== What you should do ==
Report the number of lines in the data where the word "subject" appears, and add no other text.

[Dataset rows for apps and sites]
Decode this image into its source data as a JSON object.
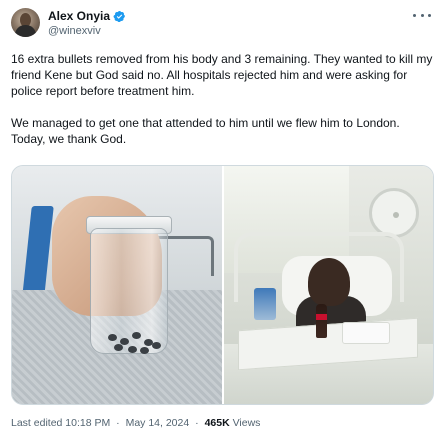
{
  "author": {
    "name": "Alex Onyia",
    "handle": "@winexviv",
    "verified_color": "#1d9bf0",
    "avatar_icon": "avatar-photo"
  },
  "more_icon": "more-horizontal-icon",
  "tweet": {
    "paragraphs": [
      "16 extra bullets removed from his body and 3 remaining. They wanted to kill my friend Kene but God said no. All hospitals rejected him and were asking for police report before treatment him.",
      "We managed to get one that attended to him until we flew him to London. Today, we thank God."
    ]
  },
  "media": {
    "photos": [
      {
        "subject": "jar-of-bullets"
      },
      {
        "subject": "hospital-bed"
      }
    ]
  },
  "footer": {
    "edited": "Last edited 10:18 PM",
    "separator": "·",
    "date": "May 14, 2024",
    "views_count": "465K",
    "views_label": " Views"
  },
  "colors": {
    "text_primary": "#0f1419",
    "text_secondary": "#536471",
    "border": "#cfd9de",
    "accent": "#1d9bf0"
  }
}
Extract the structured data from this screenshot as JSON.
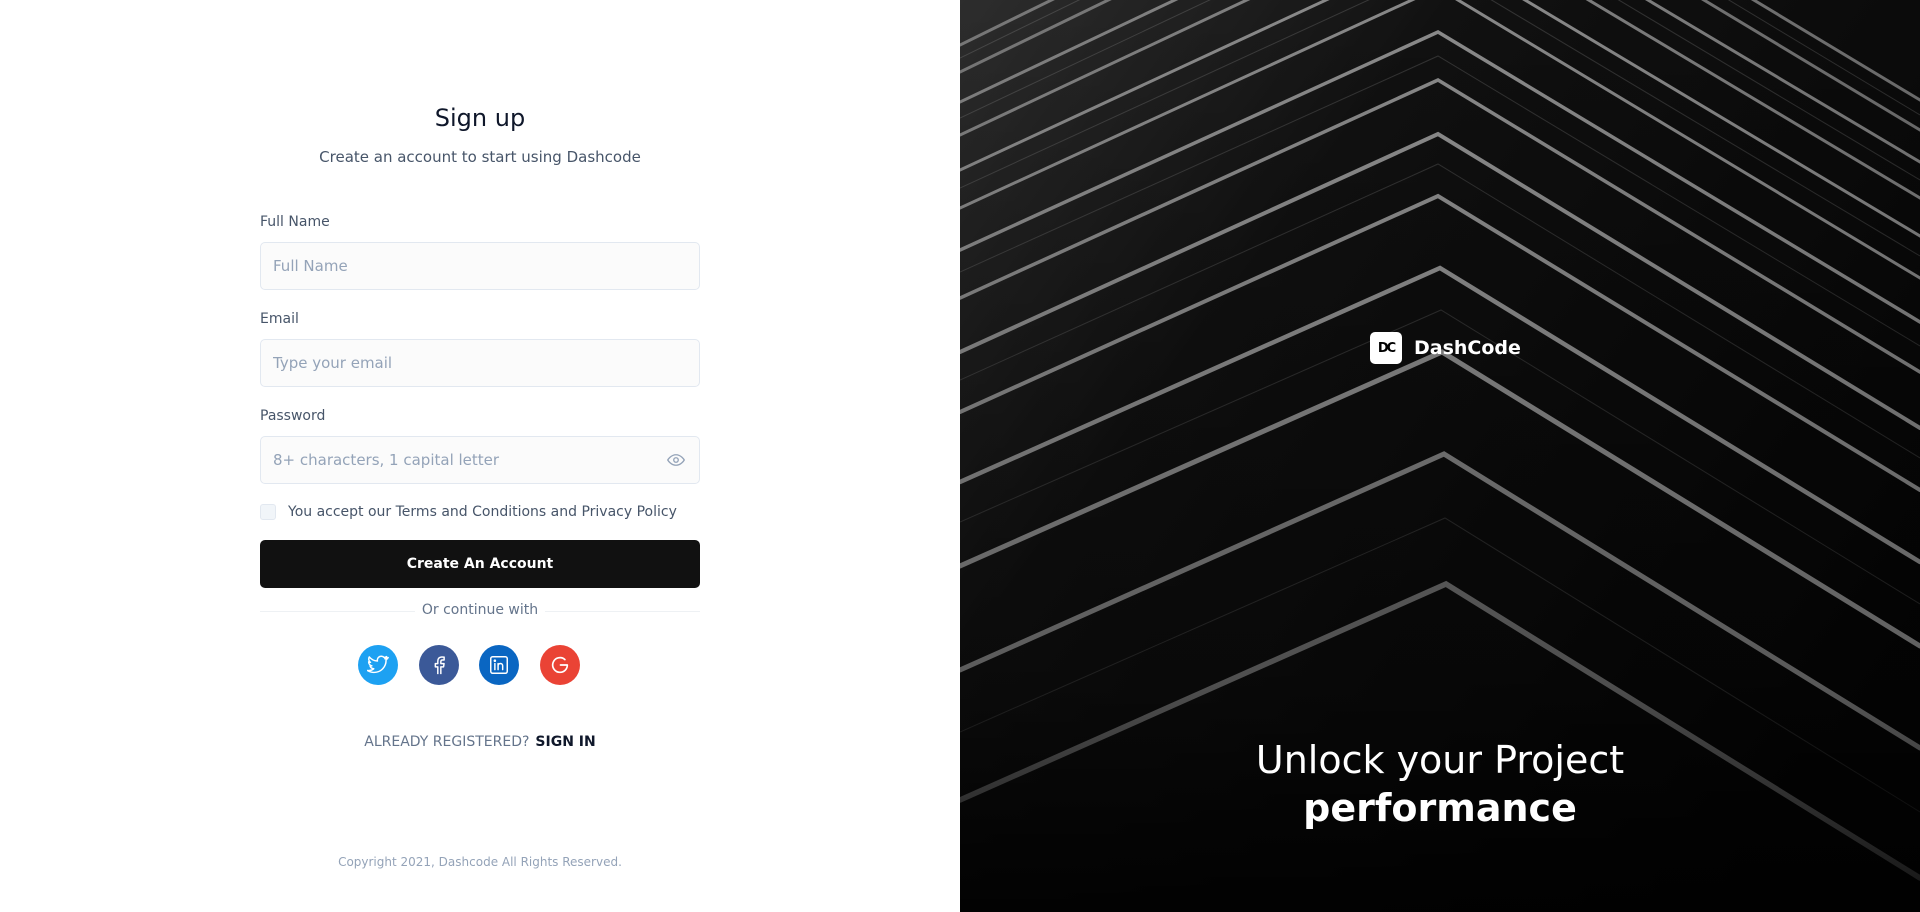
{
  "signup": {
    "title": "Sign up",
    "subtitle": "Create an account to start using Dashcode",
    "full_name": {
      "label": "Full Name",
      "placeholder": "Full Name",
      "value": ""
    },
    "email": {
      "label": "Email",
      "placeholder": "Type your email",
      "value": ""
    },
    "password": {
      "label": "Password",
      "placeholder": "8+ characters, 1 capital letter",
      "value": ""
    },
    "terms_text": "You accept our Terms and Conditions and Privacy Policy",
    "create_button": "Create An Account",
    "divider_text": "Or continue with",
    "socials": [
      {
        "name": "twitter",
        "icon": "twitter-icon",
        "color": "#1da1f2"
      },
      {
        "name": "facebook",
        "icon": "facebook-icon",
        "color": "#3b5998"
      },
      {
        "name": "linkedin",
        "icon": "linkedin-icon",
        "color": "#0a66c2"
      },
      {
        "name": "google",
        "icon": "google-icon",
        "color": "#ea4335"
      }
    ],
    "already_registered": "ALREADY REGISTERED?",
    "sign_in": "SIGN IN",
    "copyright": "Copyright 2021, Dashcode All Rights Reserved."
  },
  "hero": {
    "logo_text": "DC",
    "brand": "DashCode",
    "tagline_line1": "Unlock your Project",
    "tagline_line2": "performance"
  },
  "colors": {
    "primary_button": "#111111",
    "hero_background": "#060606"
  }
}
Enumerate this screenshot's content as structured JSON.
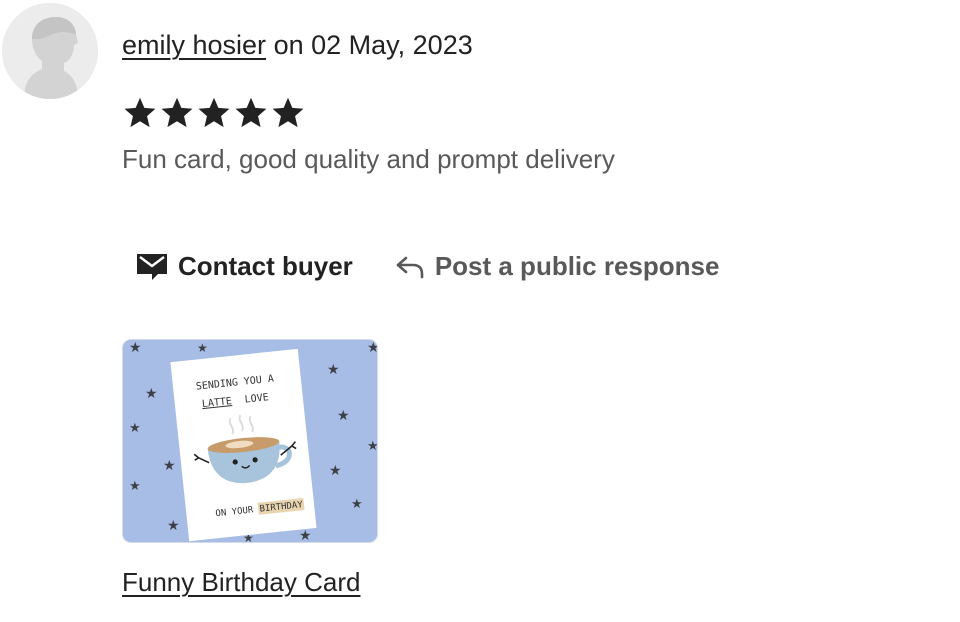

== Completed exercise ==
2